A Welsh dairy farm is harnessing the power of genomics in a bid to accelerate genetic progress in its split block calving herd.
Rhydeden Farm, a 100-hectare holding in Conwy, produces milk from 175 spring calving cows and 125 which calve in the autumn.
The herd currently produces a milk yield average of 6,500 litres per cow at 4.5% butterfat and 3.6% protein.
Since Eurof Edwards joined the family farming business a few years ago, it has resulted in herd expansion, work to optimise the grazing platform, and investment in new infrastructure.
Eurof is now turning his attention to accelerating the genetic potential of the herd and has teamed up with the Welsh government funded Farming Connect initiative to run a genomic testing project.
Currently, all heifer replacements at Rhydeden are progeny of the spring calving herd which allows for easier management for youngstock rearing - 75% of this block calves within six weeks.
Heifer replacements are bred through the use of sexed semen on all the bulling heifers and on cows in the first five weeks of the breeding cycle. The remainder of the herd and the autumn block are inseminated with beef semen.
Eurof anticipates that genomics could help improve business profitability without the need for significant investment because it enables replacements to be selected on genomic figures.
These are the three traits the business will focus on together with the Spring Calving Index (SCI) and Breeding Worth (BW). Fertility; Kilograms of milk protein; and Kilograms of milk butterfat.
Genomic testing has been shown to significantly increase the reliability of the animal’s potential rather than predicting it from sire and dam performance.
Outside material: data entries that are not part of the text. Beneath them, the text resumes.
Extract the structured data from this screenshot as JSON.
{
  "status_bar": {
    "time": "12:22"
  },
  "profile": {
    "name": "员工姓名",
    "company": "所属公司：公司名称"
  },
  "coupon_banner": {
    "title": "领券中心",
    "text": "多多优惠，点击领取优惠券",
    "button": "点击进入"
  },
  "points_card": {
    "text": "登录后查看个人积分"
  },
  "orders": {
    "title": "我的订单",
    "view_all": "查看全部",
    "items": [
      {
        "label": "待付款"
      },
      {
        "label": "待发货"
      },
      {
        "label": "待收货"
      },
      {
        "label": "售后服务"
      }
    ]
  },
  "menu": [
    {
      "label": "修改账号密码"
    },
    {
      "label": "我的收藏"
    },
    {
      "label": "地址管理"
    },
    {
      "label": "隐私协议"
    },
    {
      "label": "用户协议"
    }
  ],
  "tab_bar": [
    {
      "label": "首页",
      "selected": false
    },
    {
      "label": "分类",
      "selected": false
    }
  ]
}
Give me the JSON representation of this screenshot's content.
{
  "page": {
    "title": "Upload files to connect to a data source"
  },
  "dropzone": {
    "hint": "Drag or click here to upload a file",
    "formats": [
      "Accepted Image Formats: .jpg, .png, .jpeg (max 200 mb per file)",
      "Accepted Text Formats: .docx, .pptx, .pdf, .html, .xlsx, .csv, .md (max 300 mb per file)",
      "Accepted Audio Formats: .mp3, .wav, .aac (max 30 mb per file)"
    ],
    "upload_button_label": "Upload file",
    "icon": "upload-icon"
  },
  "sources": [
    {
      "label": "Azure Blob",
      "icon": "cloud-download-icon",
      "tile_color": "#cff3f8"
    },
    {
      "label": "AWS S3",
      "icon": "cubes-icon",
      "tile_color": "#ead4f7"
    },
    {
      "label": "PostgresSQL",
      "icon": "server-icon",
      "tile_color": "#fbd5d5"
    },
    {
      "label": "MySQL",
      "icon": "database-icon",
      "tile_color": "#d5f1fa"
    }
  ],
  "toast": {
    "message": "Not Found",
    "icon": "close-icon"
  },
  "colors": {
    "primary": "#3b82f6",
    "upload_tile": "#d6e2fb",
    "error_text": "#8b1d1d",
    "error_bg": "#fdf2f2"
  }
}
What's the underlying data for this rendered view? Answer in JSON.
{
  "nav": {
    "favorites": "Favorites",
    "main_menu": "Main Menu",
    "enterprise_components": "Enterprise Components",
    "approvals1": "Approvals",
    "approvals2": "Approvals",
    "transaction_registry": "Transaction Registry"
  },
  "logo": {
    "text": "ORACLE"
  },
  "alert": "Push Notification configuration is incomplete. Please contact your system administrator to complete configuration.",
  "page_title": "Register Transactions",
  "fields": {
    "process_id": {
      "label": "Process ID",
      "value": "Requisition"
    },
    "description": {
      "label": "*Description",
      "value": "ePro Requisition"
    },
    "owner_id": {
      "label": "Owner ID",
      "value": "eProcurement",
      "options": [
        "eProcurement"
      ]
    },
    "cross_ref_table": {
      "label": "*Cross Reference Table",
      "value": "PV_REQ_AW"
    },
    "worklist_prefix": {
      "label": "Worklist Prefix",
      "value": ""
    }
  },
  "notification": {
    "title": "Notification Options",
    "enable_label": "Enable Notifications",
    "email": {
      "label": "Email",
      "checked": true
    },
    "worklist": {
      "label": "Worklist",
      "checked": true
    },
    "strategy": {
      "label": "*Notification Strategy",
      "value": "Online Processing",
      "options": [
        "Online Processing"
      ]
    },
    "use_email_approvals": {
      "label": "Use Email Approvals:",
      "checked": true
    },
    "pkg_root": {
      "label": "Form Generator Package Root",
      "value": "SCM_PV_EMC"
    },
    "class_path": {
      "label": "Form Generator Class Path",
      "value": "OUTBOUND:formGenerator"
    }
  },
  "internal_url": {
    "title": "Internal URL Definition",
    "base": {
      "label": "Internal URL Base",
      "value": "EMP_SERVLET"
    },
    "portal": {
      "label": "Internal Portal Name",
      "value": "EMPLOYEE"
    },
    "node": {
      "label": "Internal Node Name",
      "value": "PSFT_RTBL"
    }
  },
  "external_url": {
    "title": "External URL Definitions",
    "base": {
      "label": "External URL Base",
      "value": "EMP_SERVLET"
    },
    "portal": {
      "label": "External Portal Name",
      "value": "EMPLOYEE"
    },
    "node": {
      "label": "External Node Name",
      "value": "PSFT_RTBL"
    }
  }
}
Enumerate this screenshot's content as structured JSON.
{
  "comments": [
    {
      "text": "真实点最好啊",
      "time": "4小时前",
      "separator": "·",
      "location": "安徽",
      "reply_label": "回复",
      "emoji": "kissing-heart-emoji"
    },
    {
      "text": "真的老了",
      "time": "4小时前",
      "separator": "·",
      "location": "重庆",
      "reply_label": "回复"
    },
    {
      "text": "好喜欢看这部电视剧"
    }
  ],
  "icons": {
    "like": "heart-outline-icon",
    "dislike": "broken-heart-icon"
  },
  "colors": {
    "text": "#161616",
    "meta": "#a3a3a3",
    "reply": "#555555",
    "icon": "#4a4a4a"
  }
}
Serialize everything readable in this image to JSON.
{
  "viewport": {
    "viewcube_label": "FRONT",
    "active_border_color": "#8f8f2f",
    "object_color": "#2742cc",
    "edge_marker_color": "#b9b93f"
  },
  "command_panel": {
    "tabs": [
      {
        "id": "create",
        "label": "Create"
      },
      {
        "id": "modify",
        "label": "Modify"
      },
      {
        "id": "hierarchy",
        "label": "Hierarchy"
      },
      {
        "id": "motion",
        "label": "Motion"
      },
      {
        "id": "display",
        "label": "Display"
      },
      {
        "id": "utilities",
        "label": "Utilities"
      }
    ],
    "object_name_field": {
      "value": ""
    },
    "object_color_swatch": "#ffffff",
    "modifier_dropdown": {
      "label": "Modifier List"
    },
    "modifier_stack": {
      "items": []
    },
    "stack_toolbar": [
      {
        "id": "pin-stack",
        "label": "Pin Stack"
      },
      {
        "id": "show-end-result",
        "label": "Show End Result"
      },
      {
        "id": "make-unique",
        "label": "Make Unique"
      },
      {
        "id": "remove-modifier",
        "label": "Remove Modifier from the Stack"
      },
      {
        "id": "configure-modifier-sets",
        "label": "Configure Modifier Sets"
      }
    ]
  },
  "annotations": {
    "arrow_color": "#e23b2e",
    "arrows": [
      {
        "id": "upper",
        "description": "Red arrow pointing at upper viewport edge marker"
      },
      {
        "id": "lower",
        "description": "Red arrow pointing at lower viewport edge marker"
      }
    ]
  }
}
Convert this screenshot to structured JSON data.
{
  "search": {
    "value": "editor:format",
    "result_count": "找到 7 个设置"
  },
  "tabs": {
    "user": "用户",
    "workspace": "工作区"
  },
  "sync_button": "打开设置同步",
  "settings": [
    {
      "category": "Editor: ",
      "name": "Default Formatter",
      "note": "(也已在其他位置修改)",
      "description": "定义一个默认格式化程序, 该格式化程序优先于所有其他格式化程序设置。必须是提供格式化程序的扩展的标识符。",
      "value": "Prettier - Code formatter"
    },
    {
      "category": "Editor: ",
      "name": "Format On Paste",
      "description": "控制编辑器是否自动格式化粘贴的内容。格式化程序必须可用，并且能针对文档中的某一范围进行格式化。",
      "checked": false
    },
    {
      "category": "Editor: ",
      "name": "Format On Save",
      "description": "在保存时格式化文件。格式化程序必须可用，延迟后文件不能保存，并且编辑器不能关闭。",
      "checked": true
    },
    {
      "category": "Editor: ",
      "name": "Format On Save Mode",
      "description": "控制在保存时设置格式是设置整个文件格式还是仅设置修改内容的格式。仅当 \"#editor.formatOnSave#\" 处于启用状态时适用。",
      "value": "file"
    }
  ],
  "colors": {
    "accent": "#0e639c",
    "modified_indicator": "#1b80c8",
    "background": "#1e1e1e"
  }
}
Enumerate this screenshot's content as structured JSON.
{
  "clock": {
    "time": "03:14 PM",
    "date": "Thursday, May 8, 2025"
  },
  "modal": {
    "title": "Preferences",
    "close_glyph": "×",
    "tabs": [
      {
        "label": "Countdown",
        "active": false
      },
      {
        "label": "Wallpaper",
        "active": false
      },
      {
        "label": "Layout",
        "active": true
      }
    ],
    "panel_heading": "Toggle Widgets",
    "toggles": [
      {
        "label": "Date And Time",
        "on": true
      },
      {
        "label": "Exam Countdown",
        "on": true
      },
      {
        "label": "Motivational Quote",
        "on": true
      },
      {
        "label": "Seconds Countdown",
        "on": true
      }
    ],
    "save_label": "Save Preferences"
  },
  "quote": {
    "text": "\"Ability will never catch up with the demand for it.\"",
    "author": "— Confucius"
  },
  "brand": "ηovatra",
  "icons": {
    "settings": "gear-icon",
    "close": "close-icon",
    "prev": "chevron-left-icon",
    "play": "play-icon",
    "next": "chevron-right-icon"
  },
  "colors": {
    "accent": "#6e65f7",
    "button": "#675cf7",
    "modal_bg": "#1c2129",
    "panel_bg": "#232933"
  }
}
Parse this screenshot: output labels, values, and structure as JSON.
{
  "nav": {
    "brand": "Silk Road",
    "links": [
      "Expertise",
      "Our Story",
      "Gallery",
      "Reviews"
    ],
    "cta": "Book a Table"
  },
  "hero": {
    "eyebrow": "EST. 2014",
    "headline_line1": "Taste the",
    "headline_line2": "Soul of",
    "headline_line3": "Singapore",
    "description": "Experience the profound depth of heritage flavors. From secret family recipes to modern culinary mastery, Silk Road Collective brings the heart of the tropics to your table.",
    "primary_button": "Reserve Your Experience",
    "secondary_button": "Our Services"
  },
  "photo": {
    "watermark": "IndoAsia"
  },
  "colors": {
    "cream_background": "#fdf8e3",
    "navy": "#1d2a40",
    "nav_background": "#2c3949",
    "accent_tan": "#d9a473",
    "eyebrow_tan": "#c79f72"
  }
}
The aim is to create a more uniform herd.
Osian Hughes, Farming Connect dairy officer, who will be overseeing the project, says these traits are important as improving kilograms of milk constituents has the potential to increase the farm gate milk price without significant investment.
Improving fertility performance through genomic selection will reduce the herd’s calving index and, as a consequence, greenhouse gas emissions produced by the herd.
“Genomic testing will produce SCI and ACI figures for each animal tested," Osian explains.
“The business will be able to make timely decisions in the first few weeks of a heifer’s life, on whether or not to retain her as a replacement, rather than incurring the cost of rearing heifers and then analysing the production and profitability data in the first lactation."
The ambition is to breed replacements from cows and heifers that are top performing on fertility and kilograms of protein and butterfat.